Items from a dataset

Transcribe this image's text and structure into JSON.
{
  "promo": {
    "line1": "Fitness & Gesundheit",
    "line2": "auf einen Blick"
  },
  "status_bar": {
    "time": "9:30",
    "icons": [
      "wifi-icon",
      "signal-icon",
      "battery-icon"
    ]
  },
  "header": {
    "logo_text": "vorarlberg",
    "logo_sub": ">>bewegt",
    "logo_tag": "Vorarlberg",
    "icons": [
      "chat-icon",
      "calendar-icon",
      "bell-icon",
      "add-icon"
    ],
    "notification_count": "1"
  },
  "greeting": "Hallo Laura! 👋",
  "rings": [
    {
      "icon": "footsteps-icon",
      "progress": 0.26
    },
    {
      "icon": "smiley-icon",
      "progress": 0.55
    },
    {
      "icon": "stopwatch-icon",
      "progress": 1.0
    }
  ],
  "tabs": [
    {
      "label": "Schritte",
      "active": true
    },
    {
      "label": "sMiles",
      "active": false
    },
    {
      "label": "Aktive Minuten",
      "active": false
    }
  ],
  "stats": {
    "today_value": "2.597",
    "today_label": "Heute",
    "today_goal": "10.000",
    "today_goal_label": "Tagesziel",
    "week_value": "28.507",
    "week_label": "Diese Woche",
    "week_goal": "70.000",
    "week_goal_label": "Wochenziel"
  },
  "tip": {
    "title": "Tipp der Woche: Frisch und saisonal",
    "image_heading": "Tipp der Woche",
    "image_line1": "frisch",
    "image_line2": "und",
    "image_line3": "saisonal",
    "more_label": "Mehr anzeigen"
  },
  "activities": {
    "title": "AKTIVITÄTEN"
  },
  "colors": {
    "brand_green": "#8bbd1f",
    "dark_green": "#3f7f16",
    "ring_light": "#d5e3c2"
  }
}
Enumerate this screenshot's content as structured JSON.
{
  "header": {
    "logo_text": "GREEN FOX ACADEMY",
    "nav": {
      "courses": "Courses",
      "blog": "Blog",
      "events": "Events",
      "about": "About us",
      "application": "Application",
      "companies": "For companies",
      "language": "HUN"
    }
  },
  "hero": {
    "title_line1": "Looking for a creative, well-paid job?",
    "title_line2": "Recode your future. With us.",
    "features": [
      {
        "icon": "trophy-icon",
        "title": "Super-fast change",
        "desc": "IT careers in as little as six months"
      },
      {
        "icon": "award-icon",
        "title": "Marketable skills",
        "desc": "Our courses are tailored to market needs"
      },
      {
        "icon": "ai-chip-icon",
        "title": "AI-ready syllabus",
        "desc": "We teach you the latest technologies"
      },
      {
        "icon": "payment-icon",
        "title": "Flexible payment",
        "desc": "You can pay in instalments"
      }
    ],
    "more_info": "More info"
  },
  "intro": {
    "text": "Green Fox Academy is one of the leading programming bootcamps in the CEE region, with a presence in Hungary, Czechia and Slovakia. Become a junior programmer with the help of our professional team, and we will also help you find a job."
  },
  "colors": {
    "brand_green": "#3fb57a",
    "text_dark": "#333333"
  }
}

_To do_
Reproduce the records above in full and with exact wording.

_Result for this task_
Transcribe this image's text and structure into JSON.
{
  "promo": {
    "line1": "Fitness & Gesundheit",
    "line2": "auf einen Blick"
  },
  "status_bar": {
    "time": "9:30",
    "icons": [
      "wifi-icon",
      "signal-icon",
      "battery-icon"
    ]
  },
  "header": {
    "logo_text": "vorarlberg",
    "logo_sub": ">>bewegt",
    "logo_tag": "Vorarlberg",
    "icons": [
      "chat-icon",
      "calendar-icon",
      "bell-icon",
      "add-icon"
    ],
    "notification_count": "1"
  },
  "greeting": "Hallo Laura! 👋",
  "rings": [
    {
      "icon": "footsteps-icon",
      "progress": 0.26
    },
    {
      "icon": "smiley-icon",
      "progress": 0.55
    },
    {
      "icon": "stopwatch-icon",
      "progress": 1.0
    }
  ],
  "tabs": [
    {
      "label": "Schritte",
      "active": true
    },
    {
      "label": "sMiles",
      "active": false
    },
    {
      "label": "Aktive Minuten",
      "active": false
    }
  ],
  "stats": {
    "today_value": "2.597",
    "today_label": "Heute",
    "today_goal": "10.000",
    "today_goal_label": "Tagesziel",
    "week_value": "28.507",
    "week_label": "Diese Woche",
    "week_goal": "70.000",
    "week_goal_label": "Wochenziel"
  },
  "tip": {
    "title": "Tipp der Woche: Frisch und saisonal",
    "image_heading": "Tipp der Woche",
    "image_line1": "frisch",
    "image_line2": "und",
    "image_line3": "saisonal",
    "more_label": "Mehr anzeigen"
  },
  "activities": {
    "title": "AKTIVITÄTEN"
  },
  "colors": {
    "brand_green": "#8bbd1f",
    "dark_green": "#3f7f16",
    "ring_light": "#d5e3c2"
  }
}
Enumerate this screenshot's content as structured JSON.
{
  "header": {
    "logo_text": "GREEN FOX ACADEMY",
    "nav": {
      "courses": "Courses",
      "blog": "Blog",
      "events": "Events",
      "about": "About us",
      "application": "Application",
      "companies": "For companies",
      "language": "HUN"
    }
  },
  "hero": {
    "title_line1": "Looking for a creative, well-paid job?",
    "title_line2": "Recode your future. With us.",
    "features": [
      {
        "icon": "trophy-icon",
        "title": "Super-fast change",
        "desc": "IT careers in as little as six months"
      },
      {
        "icon": "award-icon",
        "title": "Marketable skills",
        "desc": "Our courses are tailored to market needs"
      },
      {
        "icon": "ai-chip-icon",
        "title": "AI-ready syllabus",
        "desc": "We teach you the latest technologies"
      },
      {
        "icon": "payment-icon",
        "title": "Flexible payment",
        "desc": "You can pay in instalments"
      }
    ],
    "more_info": "More info"
  },
  "intro": {
    "text": "Green Fox Academy is one of the leading programming bootcamps in the CEE region, with a presence in Hungary, Czechia and Slovakia. Become a junior programmer with the help of our professional team, and we will also help you find a job."
  },
  "colors": {
    "brand_green": "#3fb57a",
    "text_dark": "#333333"
  }
}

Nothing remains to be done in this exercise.